This is a video describing 5 errors that are really pretty common with training on the campus board.

Some of them might surprise you….and could explain why you may get injured on the campus board (think elbows, shoulders, fingers).

The errors common on the campus board:

1. Not warming up properly

2. Not using your feet…..(maybe not an error you’ve thought of? Watch the video:))

3. Not keeping your arms in the right position, which can definitely lead to injury….the correct positioning is shown here

4. How you grab a campus rung based on your hand shape/size

5. The angle of the campus rungs to the ground

Obviously it would be nice if this video was in english but the subtitles are there:)

Watch the video for detailed information about why injuries can happen from training on the campus board and what you can do to prevent them….

WATCH ABOVE or CLICK HERE: 5 Errors on the Campus Board

TrainingBeta is a site dedicated to training for rock climbing. We provide resources and information about training for routes, bouldering, finger strength, mental training, nutrition for climbers, and everything in between. We offer climbing training programs, a blog, interviews on the TrainingBeta Podcast, personal training for climbing, and nutrition for climbers.


  Click here to subscribe
  bottom-training-banner  
By | 2017-09-18T06:47:09+00:00 January 31st, 2015|1 Comment

One Comment

  1. Will February 4, 2015 at 11:24 am - Reply

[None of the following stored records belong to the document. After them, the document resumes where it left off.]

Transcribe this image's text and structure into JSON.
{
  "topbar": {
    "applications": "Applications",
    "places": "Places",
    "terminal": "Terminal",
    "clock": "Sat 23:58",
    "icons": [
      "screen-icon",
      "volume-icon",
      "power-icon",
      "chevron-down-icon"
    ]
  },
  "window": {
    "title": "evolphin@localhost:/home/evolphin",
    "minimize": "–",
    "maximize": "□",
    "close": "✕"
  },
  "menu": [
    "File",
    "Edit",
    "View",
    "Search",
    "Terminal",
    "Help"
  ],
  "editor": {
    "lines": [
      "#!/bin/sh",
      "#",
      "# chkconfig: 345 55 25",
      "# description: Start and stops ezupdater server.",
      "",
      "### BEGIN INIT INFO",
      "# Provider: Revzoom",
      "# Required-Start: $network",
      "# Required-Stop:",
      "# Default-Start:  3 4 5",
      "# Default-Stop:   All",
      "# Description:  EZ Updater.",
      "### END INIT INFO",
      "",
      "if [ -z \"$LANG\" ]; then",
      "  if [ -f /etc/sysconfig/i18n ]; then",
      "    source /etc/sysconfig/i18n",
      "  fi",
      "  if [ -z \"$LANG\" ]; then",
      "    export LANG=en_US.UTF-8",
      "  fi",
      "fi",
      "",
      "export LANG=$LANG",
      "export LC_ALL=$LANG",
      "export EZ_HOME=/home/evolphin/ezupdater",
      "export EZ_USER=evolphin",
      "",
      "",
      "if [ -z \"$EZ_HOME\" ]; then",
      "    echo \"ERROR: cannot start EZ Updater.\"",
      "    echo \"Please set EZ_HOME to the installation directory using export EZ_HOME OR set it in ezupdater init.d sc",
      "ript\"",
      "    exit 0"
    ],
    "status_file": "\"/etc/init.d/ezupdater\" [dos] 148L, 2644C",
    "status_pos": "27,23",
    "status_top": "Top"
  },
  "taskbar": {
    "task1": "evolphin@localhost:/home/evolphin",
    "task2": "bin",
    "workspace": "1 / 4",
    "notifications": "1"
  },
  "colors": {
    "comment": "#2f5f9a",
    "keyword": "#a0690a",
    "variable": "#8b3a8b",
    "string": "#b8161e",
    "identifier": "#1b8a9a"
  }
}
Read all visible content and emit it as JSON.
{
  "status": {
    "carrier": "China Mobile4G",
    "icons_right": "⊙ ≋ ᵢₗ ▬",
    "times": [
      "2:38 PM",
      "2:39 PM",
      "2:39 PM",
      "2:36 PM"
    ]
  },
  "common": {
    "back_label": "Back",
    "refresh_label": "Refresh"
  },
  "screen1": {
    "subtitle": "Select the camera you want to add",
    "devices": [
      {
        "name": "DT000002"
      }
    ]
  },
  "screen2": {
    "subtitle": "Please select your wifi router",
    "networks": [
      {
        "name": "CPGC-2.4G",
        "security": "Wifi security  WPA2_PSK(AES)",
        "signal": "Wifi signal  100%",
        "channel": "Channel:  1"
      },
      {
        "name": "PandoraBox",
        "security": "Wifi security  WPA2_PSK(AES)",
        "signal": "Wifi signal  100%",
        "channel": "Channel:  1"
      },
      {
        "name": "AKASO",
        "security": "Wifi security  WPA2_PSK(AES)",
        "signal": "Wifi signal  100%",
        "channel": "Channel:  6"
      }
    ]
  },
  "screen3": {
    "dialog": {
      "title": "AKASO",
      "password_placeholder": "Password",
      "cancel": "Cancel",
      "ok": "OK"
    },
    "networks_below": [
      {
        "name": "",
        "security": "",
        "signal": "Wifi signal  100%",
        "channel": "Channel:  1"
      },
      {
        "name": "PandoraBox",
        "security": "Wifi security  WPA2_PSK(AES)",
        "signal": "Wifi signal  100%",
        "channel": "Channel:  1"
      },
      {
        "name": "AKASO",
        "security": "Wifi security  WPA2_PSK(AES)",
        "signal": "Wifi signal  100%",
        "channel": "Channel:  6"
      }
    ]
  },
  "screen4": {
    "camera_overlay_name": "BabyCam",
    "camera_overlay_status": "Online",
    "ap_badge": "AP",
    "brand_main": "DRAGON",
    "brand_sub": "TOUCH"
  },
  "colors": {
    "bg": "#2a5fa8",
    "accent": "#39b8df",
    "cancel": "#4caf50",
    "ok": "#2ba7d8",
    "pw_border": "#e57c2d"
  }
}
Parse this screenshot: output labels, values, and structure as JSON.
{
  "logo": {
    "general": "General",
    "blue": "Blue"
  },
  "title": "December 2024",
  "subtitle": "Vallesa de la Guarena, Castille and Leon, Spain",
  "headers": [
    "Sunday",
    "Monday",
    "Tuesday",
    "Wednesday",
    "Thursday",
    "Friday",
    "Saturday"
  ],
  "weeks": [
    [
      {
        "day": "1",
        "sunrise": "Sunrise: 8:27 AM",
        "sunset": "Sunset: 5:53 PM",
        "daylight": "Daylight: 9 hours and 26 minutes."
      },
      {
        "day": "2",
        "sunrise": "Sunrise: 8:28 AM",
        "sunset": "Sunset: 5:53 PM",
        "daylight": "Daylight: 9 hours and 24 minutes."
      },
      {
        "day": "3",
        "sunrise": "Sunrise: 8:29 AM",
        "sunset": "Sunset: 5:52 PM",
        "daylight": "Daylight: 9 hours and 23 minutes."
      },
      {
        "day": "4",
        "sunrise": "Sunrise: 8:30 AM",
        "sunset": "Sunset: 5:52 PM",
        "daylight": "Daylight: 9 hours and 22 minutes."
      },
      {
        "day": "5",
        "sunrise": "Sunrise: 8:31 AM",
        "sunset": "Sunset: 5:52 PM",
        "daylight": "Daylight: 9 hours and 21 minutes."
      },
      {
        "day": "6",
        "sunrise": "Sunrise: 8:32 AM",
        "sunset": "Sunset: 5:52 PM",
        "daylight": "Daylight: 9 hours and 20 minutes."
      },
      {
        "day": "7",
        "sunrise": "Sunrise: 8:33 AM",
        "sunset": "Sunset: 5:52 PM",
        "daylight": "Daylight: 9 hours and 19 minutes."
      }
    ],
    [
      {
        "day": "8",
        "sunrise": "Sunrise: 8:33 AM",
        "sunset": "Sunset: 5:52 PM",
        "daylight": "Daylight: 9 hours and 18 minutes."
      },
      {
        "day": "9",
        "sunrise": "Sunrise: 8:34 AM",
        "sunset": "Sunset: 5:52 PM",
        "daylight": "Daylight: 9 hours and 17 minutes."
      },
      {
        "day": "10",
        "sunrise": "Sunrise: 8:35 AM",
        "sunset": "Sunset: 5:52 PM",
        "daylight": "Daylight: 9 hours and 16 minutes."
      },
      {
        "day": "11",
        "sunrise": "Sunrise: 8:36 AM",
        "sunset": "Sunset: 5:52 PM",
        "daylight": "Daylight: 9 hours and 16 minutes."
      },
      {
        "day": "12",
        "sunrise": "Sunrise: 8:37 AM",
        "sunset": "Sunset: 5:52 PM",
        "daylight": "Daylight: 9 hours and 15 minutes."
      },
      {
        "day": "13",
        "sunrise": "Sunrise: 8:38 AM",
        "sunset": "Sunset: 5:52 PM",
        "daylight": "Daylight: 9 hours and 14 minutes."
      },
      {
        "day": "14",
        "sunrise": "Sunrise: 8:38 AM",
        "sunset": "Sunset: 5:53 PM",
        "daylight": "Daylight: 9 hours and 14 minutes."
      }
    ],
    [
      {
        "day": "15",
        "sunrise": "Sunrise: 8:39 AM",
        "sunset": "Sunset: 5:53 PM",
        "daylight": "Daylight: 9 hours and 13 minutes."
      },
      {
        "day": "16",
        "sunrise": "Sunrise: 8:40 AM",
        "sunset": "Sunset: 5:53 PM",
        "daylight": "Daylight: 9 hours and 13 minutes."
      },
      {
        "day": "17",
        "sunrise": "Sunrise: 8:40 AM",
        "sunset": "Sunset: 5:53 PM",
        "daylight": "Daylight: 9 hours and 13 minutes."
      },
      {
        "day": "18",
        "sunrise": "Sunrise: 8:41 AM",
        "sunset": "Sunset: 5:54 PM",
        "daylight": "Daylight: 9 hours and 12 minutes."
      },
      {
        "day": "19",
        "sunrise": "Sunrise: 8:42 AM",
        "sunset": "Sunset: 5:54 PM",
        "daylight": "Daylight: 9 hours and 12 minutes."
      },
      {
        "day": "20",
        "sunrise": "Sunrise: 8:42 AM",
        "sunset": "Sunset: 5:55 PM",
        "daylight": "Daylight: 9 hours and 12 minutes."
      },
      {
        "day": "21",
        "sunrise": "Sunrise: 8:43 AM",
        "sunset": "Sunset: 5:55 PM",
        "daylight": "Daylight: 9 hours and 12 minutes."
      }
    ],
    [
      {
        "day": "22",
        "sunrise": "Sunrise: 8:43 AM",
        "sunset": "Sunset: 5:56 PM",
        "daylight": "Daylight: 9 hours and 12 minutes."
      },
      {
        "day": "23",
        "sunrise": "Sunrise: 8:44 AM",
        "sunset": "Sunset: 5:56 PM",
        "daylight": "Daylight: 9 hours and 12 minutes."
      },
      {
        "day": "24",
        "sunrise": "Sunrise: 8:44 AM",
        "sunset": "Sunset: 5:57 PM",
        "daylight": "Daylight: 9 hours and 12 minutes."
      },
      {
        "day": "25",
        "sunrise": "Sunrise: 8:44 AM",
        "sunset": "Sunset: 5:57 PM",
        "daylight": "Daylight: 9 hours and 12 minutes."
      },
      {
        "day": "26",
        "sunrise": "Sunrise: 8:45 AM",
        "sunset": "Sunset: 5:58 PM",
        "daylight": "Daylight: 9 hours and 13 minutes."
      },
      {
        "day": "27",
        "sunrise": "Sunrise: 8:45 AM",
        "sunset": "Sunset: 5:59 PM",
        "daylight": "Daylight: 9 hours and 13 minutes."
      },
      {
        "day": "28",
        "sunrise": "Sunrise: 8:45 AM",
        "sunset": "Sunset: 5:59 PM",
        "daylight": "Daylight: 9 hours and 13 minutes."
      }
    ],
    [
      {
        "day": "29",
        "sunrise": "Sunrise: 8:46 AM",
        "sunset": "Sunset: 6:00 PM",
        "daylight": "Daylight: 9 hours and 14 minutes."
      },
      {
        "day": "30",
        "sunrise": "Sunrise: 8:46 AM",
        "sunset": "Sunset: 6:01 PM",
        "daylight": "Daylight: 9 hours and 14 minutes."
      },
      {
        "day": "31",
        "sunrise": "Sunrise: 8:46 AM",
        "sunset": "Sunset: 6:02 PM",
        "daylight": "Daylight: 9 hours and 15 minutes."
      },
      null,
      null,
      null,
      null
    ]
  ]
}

    Great video, but I’m surprised to see that he recommends not using maximal effort for campus board workouts in the interest of strengthening connective tissue in the hands. My understanding was that the principle of supercompensation applies to both muscles and connective tissue, in that they need progressive overload to stimulate growth and strengthening. Does anyone have a physiological explanation for why a workout at 20% of maximum effort would stimulate no growth in connective tissue, a workout at 70% would stimulate growth, and a workout at 90% or 100% would stimulate no growth?

Leave A Comment